**Dataset rows describing interfaces**:

--- START ---

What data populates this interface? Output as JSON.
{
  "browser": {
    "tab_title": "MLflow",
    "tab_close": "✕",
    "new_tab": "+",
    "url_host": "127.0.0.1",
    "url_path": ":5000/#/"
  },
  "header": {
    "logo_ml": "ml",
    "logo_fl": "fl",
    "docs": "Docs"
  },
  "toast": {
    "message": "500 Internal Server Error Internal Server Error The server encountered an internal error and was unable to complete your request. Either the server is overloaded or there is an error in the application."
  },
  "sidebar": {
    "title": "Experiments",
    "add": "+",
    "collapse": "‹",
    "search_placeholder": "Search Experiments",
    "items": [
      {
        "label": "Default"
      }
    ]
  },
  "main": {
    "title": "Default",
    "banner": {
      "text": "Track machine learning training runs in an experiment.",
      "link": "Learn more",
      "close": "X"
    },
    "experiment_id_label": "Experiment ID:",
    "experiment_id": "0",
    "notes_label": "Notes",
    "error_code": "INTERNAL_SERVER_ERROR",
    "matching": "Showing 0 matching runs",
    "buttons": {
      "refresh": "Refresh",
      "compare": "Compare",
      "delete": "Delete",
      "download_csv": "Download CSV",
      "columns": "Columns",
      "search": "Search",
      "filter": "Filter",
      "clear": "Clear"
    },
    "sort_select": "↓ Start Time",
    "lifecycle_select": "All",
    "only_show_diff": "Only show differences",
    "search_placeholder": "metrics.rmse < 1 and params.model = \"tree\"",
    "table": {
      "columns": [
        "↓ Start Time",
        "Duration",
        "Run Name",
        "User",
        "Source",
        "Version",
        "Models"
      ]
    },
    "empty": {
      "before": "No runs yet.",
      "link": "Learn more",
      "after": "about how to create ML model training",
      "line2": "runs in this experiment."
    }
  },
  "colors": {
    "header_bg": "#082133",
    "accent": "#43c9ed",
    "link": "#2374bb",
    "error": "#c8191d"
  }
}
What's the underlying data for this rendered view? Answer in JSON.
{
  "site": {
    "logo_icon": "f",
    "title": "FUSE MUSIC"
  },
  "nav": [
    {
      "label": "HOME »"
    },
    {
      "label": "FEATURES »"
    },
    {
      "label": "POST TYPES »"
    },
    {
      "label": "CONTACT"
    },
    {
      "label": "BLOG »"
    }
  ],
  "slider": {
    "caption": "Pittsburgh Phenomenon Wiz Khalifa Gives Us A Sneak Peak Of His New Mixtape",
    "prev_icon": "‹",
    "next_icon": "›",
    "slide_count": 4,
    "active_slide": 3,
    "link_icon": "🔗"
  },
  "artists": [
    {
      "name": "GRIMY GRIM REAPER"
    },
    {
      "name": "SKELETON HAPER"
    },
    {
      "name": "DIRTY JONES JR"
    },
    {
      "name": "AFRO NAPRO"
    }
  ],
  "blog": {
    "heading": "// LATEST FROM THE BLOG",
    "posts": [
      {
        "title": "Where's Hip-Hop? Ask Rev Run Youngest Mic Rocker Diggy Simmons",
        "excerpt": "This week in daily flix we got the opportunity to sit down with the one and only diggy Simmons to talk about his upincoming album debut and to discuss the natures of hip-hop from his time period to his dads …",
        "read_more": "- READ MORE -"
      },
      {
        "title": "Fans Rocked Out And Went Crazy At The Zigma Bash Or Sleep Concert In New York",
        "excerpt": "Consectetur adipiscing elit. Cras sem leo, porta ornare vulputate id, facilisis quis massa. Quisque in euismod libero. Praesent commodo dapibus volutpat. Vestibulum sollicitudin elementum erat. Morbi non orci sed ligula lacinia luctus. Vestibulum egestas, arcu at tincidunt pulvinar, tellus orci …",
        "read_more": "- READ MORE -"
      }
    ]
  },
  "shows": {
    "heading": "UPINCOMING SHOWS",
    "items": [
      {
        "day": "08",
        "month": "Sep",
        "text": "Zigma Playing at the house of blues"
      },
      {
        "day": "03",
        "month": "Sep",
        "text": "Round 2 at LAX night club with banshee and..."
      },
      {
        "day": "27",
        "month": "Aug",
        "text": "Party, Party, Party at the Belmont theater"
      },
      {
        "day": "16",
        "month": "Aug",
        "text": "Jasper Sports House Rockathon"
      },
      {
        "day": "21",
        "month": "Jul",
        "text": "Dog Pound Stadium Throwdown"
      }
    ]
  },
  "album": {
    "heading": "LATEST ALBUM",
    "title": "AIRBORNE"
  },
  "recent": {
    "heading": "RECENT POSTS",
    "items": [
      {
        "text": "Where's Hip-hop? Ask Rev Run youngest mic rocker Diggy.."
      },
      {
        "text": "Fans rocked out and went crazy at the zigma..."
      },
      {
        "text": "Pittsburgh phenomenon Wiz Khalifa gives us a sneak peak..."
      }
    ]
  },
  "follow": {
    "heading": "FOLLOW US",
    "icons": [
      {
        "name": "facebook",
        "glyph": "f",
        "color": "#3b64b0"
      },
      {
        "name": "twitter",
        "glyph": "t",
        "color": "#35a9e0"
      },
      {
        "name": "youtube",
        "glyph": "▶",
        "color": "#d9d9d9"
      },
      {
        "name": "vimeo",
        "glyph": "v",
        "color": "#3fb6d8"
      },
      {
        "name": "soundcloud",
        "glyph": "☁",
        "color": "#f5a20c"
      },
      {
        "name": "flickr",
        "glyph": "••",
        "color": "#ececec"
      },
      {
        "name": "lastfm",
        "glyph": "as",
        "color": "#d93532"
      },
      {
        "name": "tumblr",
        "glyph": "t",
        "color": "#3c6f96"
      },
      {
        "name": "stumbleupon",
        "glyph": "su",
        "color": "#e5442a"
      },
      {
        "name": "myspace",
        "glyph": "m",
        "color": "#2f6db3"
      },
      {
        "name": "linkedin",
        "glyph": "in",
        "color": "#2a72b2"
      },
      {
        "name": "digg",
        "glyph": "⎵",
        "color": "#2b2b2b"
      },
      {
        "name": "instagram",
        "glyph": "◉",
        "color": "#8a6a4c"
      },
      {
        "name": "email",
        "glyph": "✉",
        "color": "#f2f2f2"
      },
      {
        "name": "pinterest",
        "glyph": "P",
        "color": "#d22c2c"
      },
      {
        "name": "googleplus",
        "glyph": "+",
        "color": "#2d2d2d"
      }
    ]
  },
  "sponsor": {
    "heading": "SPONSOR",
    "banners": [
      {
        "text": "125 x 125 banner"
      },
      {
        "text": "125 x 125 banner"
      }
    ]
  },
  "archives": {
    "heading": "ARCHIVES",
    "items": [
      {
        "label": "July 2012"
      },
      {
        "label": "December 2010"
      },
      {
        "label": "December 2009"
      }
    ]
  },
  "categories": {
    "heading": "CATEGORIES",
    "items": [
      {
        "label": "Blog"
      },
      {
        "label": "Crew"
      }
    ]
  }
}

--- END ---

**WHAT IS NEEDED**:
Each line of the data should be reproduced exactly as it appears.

**THE COMPLETED TASK**:
What data populates this interface? Output as JSON.
{
  "browser": {
    "tab_title": "MLflow",
    "tab_close": "✕",
    "new_tab": "+",
    "url_host": "127.0.0.1",
    "url_path": ":5000/#/"
  },
  "header": {
    "logo_ml": "ml",
    "logo_fl": "fl",
    "docs": "Docs"
  },
  "toast": {
    "message": "500 Internal Server Error Internal Server Error The server encountered an internal error and was unable to complete your request. Either the server is overloaded or there is an error in the application."
  },
  "sidebar": {
    "title": "Experiments",
    "add": "+",
    "collapse": "‹",
    "search_placeholder": "Search Experiments",
    "items": [
      {
        "label": "Default"
      }
    ]
  },
  "main": {
    "title": "Default",
    "banner": {
      "text": "Track machine learning training runs in an experiment.",
      "link": "Learn more",
      "close": "X"
    },
    "experiment_id_label": "Experiment ID:",
    "experiment_id": "0",
    "notes_label": "Notes",
    "error_code": "INTERNAL_SERVER_ERROR",
    "matching": "Showing 0 matching runs",
    "buttons": {
      "refresh": "Refresh",
      "compare": "Compare",
      "delete": "Delete",
      "download_csv": "Download CSV",
      "columns": "Columns",
      "search": "Search",
      "filter": "Filter",
      "clear": "Clear"
    },
    "sort_select": "↓ Start Time",
    "lifecycle_select": "All",
    "only_show_diff": "Only show differences",
    "search_placeholder": "metrics.rmse < 1 and params.model = \"tree\"",
    "table": {
      "columns": [
        "↓ Start Time",
        "Duration",
        "Run Name",
        "User",
        "Source",
        "Version",
        "Models"
      ]
    },
    "empty": {
      "before": "No runs yet.",
      "link": "Learn more",
      "after": "about how to create ML model training",
      "line2": "runs in this experiment."
    }
  },
  "colors": {
    "header_bg": "#082133",
    "accent": "#43c9ed",
    "link": "#2374bb",
    "error": "#c8191d"
  }
}
What's the underlying data for this rendered view? Answer in JSON.
{
  "site": {
    "logo_icon": "f",
    "title": "FUSE MUSIC"
  },
  "nav": [
    {
      "label": "HOME »"
    },
    {
      "label": "FEATURES »"
    },
    {
      "label": "POST TYPES »"
    },
    {
      "label": "CONTACT"
    },
    {
      "label": "BLOG »"
    }
  ],
  "slider": {
    "caption": "Pittsburgh Phenomenon Wiz Khalifa Gives Us A Sneak Peak Of His New Mixtape",
    "prev_icon": "‹",
    "next_icon": "›",
    "slide_count": 4,
    "active_slide": 3,
    "link_icon": "🔗"
  },
  "artists": [
    {
      "name": "GRIMY GRIM REAPER"
    },
    {
      "name": "SKELETON HAPER"
    },
    {
      "name": "DIRTY JONES JR"
    },
    {
      "name": "AFRO NAPRO"
    }
  ],
  "blog": {
    "heading": "// LATEST FROM THE BLOG",
    "posts": [
      {
        "title": "Where's Hip-Hop? Ask Rev Run Youngest Mic Rocker Diggy Simmons",
        "excerpt": "This week in daily flix we got the opportunity to sit down with the one and only diggy Simmons to talk about his upincoming album debut and to discuss the natures of hip-hop from his time period to his dads …",
        "read_more": "- READ MORE -"
      },
      {
        "title": "Fans Rocked Out And Went Crazy At The Zigma Bash Or Sleep Concert In New York",
        "excerpt": "Consectetur adipiscing elit. Cras sem leo, porta ornare vulputate id, facilisis quis massa. Quisque in euismod libero. Praesent commodo dapibus volutpat. Vestibulum sollicitudin elementum erat. Morbi non orci sed ligula lacinia luctus. Vestibulum egestas, arcu at tincidunt pulvinar, tellus orci …",
        "read_more": "- READ MORE -"
      }
    ]
  },
  "shows": {
    "heading": "UPINCOMING SHOWS",
    "items": [
      {
        "day": "08",
        "month": "Sep",
        "text": "Zigma Playing at the house of blues"
      },
      {
        "day": "03",
        "month": "Sep",
        "text": "Round 2 at LAX night club with banshee and..."
      },
      {
        "day": "27",
        "month": "Aug",
        "text": "Party, Party, Party at the Belmont theater"
      },
      {
        "day": "16",
        "month": "Aug",
        "text": "Jasper Sports House Rockathon"
      },
      {
        "day": "21",
        "month": "Jul",
        "text": "Dog Pound Stadium Throwdown"
      }
    ]
  },
  "album": {
    "heading": "LATEST ALBUM",
    "title": "AIRBORNE"
  },
  "recent": {
    "heading": "RECENT POSTS",
    "items": [
      {
        "text": "Where's Hip-hop? Ask Rev Run youngest mic rocker Diggy.."
      },
      {
        "text": "Fans rocked out and went crazy at the zigma..."
      },
      {
        "text": "Pittsburgh phenomenon Wiz Khalifa gives us a sneak peak..."
      }
    ]
  },
  "follow": {
    "heading": "FOLLOW US",
    "icons": [
      {
        "name": "facebook",
        "glyph": "f",
        "color": "#3b64b0"
      },
      {
        "name": "twitter",
        "glyph": "t",
        "color": "#35a9e0"
      },
      {
        "name": "youtube",
        "glyph": "▶",
        "color": "#d9d9d9"
      },
      {
        "name": "vimeo",
        "glyph": "v",
        "color": "#3fb6d8"
      },
      {
        "name": "soundcloud",
        "glyph": "☁",
        "color": "#f5a20c"
      },
      {
        "name": "flickr",
        "glyph": "••",
        "color": "#ececec"
      },
      {
        "name": "lastfm",
        "glyph": "as",
        "color": "#d93532"
      },
      {
        "name": "tumblr",
        "glyph": "t",
        "color": "#3c6f96"
      },
      {
        "name": "stumbleupon",
        "glyph": "su",
        "color": "#e5442a"
      },
      {
        "name": "myspace",
        "glyph": "m",
        "color": "#2f6db3"
      },
      {
        "name": "linkedin",
        "glyph": "in",
        "color": "#2a72b2"
      },
      {
        "name": "digg",
        "glyph": "⎵",
        "color": "#2b2b2b"
      },
      {
        "name": "instagram",
        "glyph": "◉",
        "color": "#8a6a4c"
      },
      {
        "name": "email",
        "glyph": "✉",
        "color": "#f2f2f2"
      },
      {
        "name": "pinterest",
        "glyph": "P",
        "color": "#d22c2c"
      },
      {
        "name": "googleplus",
        "glyph": "+",
        "color": "#2d2d2d"
      }
    ]
  },
  "sponsor": {
    "heading": "SPONSOR",
    "banners": [
      {
        "text": "125 x 125 banner"
      },
      {
        "text": "125 x 125 banner"
      }
    ]
  },
  "archives": {
    "heading": "ARCHIVES",
    "items": [
      {
        "label": "July 2012"
      },
      {
        "label": "December 2010"
      },
      {
        "label": "December 2009"
      }
    ]
  },
  "categories": {
    "heading": "CATEGORIES",
    "items": [
      {
        "label": "Blog"
      },
      {
        "label": "Crew"
      }
    ]
  }
}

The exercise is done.